Spatial distribution of around 100,000 galaxies, revealing large-scale structures and voids in the local Universe. Credit: M. Colless (ANU)/2dF Galaxy Redshift Survey.
A void is a large region of the universe containing few or no galaxies. The first of these voids was discovered in 1981 in the direction of the constellation Bootes by Robert Kirshner, Augustus Oemler Jr, Paul Schechter and Stephen Shectman in a survey of galactic redshifts. The so-called Bootes Void is roughly spherical and about 250 million light-years (75 megaparsecs) across, or approximately 2% of the diameter of the entire observable universe. Its center lies about 700 million light-years away. Within this cavernous expanse only 53 luminous galaxies have been detected thus far. These lonely outposts of luminous matter are confined to a roughly tube-shaped region of space that passes through the middle of the void.

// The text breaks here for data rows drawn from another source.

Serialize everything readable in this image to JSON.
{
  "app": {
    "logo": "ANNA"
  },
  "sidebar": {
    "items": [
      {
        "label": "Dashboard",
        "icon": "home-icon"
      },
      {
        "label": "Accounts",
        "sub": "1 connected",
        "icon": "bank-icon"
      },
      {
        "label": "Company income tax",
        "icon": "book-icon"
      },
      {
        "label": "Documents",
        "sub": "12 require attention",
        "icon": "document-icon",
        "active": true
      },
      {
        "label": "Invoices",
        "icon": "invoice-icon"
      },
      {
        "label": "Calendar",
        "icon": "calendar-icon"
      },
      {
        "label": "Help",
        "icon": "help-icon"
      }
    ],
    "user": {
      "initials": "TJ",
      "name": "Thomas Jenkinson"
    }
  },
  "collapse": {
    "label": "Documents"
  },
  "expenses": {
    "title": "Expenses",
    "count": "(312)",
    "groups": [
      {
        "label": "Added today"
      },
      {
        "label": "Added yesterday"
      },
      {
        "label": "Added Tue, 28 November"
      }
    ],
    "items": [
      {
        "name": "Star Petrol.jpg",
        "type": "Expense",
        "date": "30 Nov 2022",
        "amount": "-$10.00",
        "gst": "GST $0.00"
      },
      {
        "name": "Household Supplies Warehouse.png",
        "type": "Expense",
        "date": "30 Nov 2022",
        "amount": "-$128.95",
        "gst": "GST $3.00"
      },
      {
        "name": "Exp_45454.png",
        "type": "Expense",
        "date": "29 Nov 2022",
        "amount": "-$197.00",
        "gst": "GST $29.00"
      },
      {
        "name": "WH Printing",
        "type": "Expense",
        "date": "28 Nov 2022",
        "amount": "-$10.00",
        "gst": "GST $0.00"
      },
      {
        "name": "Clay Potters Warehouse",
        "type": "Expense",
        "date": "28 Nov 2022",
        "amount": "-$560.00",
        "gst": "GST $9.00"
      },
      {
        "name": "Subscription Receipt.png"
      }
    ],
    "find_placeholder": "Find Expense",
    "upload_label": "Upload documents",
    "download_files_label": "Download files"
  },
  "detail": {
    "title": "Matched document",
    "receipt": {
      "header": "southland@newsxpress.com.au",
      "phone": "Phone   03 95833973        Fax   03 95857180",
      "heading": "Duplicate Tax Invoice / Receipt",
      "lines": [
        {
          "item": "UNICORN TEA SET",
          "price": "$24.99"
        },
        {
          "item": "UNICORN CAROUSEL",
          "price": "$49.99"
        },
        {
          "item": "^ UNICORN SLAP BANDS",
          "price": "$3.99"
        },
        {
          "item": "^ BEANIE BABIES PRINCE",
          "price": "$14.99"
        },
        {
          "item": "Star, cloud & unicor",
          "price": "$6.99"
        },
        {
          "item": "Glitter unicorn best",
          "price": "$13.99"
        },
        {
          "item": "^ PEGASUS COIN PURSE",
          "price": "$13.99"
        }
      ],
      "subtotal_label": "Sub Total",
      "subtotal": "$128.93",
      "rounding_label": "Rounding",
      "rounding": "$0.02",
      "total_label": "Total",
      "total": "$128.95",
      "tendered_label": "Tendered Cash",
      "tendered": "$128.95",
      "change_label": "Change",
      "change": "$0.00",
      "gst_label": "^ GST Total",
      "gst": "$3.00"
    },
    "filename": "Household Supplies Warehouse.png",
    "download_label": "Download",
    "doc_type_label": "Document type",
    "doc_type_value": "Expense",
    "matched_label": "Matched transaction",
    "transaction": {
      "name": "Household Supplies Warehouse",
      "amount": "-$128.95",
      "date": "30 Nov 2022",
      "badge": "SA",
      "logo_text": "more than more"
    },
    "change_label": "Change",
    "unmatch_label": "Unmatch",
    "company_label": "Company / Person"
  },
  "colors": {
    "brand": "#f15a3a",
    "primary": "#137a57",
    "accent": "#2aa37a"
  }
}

Voids take up about 98% of the volume of the universe, with galaxies huddled into superclusters that occupy the thin walls that surround the voids. But this doesn't necessarily mean that the voids are virtually empty. On the contrary, it is possible that they contain most of the mass of the universe in the form of dark matter, some os which may be present as dark galaxies.
Voids are the natural result of the way gravity causes matter in the universe to clump together, herding galaxies into clusters and chains, which are separated by regions mostly devoid of galaxies. Understanding the structure and growth of voids could help astronomers learn more about the properties of dark matter and dark energy.
The Milky Way Galaxy itself lies in a large, flat array of galaxies known as the Local Sheet, which bounds a dark region called the Local Void.